■ Aim of the exercise ■
Exactly as written, output each of the entries below.

■ Provided records ■
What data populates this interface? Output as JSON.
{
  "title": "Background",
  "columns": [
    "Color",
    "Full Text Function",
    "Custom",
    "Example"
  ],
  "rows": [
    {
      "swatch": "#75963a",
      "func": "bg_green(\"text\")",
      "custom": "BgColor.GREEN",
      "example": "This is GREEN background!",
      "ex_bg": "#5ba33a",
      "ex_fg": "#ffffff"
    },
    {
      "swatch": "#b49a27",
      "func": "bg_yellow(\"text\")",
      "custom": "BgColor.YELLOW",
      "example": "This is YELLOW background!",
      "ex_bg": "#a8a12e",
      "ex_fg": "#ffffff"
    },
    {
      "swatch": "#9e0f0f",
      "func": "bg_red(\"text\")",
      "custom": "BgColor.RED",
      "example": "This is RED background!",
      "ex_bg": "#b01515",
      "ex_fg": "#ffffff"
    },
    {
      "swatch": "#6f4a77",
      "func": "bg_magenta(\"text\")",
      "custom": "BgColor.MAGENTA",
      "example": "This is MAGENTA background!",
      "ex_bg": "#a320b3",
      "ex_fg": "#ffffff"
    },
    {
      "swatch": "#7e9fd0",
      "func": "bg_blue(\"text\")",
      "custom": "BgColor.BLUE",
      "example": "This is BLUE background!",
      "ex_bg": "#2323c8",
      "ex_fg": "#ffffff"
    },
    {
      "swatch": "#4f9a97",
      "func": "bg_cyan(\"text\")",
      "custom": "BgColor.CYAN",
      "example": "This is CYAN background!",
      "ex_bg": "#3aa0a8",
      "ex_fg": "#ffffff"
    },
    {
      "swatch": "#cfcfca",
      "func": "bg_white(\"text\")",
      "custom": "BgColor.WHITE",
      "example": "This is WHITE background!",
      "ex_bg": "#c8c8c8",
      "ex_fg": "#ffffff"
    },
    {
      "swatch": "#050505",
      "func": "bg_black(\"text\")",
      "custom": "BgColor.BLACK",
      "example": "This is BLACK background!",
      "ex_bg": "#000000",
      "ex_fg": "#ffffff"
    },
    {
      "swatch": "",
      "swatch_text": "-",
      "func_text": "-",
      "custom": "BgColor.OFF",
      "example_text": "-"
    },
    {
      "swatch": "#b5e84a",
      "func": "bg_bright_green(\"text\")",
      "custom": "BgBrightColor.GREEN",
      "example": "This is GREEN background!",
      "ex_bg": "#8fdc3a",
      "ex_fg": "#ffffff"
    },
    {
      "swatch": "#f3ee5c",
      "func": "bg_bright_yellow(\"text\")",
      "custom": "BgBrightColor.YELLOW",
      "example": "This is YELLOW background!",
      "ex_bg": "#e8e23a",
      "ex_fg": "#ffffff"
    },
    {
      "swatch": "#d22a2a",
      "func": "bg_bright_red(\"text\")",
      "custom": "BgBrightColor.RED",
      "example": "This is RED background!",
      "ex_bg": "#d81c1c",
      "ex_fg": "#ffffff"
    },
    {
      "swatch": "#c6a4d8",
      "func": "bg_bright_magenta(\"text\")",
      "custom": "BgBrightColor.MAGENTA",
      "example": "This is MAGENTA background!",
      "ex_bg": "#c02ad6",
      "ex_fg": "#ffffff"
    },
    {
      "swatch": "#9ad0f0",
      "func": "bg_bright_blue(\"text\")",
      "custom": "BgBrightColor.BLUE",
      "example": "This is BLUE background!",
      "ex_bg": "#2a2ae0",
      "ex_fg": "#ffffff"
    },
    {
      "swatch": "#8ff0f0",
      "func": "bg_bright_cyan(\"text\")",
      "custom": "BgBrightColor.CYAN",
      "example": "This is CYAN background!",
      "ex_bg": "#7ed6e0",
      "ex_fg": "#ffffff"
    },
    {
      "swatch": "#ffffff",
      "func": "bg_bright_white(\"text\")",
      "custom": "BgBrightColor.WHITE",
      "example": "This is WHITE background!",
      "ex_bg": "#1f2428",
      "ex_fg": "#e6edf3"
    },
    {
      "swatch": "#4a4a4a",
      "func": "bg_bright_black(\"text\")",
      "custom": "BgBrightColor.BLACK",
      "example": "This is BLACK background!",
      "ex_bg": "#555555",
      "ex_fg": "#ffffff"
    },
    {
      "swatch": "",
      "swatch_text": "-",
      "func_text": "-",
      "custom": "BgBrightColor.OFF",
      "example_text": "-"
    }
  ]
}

■ Final answer ■
What data populates this interface? Output as JSON.
{
  "title": "Background",
  "columns": [
    "Color",
    "Full Text Function",
    "Custom",
    "Example"
  ],
  "rows": [
    {
      "swatch": "#75963a",
      "func": "bg_green(\"text\")",
      "custom": "BgColor.GREEN",
      "example": "This is GREEN background!",
      "ex_bg": "#5ba33a",
      "ex_fg": "#ffffff"
    },
    {
      "swatch": "#b49a27",
      "func": "bg_yellow(\"text\")",
      "custom": "BgColor.YELLOW",
      "example": "This is YELLOW background!",
      "ex_bg": "#a8a12e",
      "ex_fg": "#ffffff"
    },
    {
      "swatch": "#9e0f0f",
      "func": "bg_red(\"text\")",
      "custom": "BgColor.RED",
      "example": "This is RED background!",
      "ex_bg": "#b01515",
      "ex_fg": "#ffffff"
    },
    {
      "swatch": "#6f4a77",
      "func": "bg_magenta(\"text\")",
      "custom": "BgColor.MAGENTA",
      "example": "This is MAGENTA background!",
      "ex_bg": "#a320b3",
      "ex_fg": "#ffffff"
    },
    {
      "swatch": "#7e9fd0",
      "func": "bg_blue(\"text\")",
      "custom": "BgColor.BLUE",
      "example": "This is BLUE background!",
      "ex_bg": "#2323c8",
      "ex_fg": "#ffffff"
    },
    {
      "swatch": "#4f9a97",
      "func": "bg_cyan(\"text\")",
      "custom": "BgColor.CYAN",
      "example": "This is CYAN background!",
      "ex_bg": "#3aa0a8",
      "ex_fg": "#ffffff"
    },
    {
      "swatch": "#cfcfca",
      "func": "bg_white(\"text\")",
      "custom": "BgColor.WHITE",
      "example": "This is WHITE background!",
      "ex_bg": "#c8c8c8",
      "ex_fg": "#ffffff"
    },
    {
      "swatch": "#050505",
      "func": "bg_black(\"text\")",
      "custom": "BgColor.BLACK",
      "example": "This is BLACK background!",
      "ex_bg": "#000000",
      "ex_fg": "#ffffff"
    },
    {
      "swatch": "",
      "swatch_text": "-",
      "func_text": "-",
      "custom": "BgColor.OFF",
      "example_text": "-"
    },
    {
      "swatch": "#b5e84a",
      "func": "bg_bright_green(\"text\")",
      "custom": "BgBrightColor.GREEN",
      "example": "This is GREEN background!",
      "ex_bg": "#8fdc3a",
      "ex_fg": "#ffffff"
    },
    {
      "swatch": "#f3ee5c",
      "func": "bg_bright_yellow(\"text\")",
      "custom": "BgBrightColor.YELLOW",
      "example": "This is YELLOW background!",
      "ex_bg": "#e8e23a",
      "ex_fg": "#ffffff"
    },
    {
      "swatch": "#d22a2a",
      "func": "bg_bright_red(\"text\")",
      "custom": "BgBrightColor.RED",
      "example": "This is RED background!",
      "ex_bg": "#d81c1c",
      "ex_fg": "#ffffff"
    },
    {
      "swatch": "#c6a4d8",
      "func": "bg_bright_magenta(\"text\")",
      "custom": "BgBrightColor.MAGENTA",
      "example": "This is MAGENTA background!",
      "ex_bg": "#c02ad6",
      "ex_fg": "#ffffff"
    },
    {
      "swatch": "#9ad0f0",
      "func": "bg_bright_blue(\"text\")",
      "custom": "BgBrightColor.BLUE",
      "example": "This is BLUE background!",
      "ex_bg": "#2a2ae0",
      "ex_fg": "#ffffff"
    },
    {
      "swatch": "#8ff0f0",
      "func": "bg_bright_cyan(\"text\")",
      "custom": "BgBrightColor.CYAN",
      "example": "This is CYAN background!",
      "ex_bg": "#7ed6e0",
      "ex_fg": "#ffffff"
    },
    {
      "swatch": "#ffffff",
      "func": "bg_bright_white(\"text\")",
      "custom": "BgBrightColor.WHITE",
      "example": "This is WHITE background!",
      "ex_bg": "#1f2428",
      "ex_fg": "#e6edf3"
    },
    {
      "swatch": "#4a4a4a",
      "func": "bg_bright_black(\"text\")",
      "custom": "BgBrightColor.BLACK",
      "example": "This is BLACK background!",
      "ex_bg": "#555555",
      "ex_fg": "#ffffff"
    },
    {
      "swatch": "",
      "swatch_text": "-",
      "func_text": "-",
      "custom": "BgBrightColor.OFF",
      "example_text": "-"
    }
  ]
}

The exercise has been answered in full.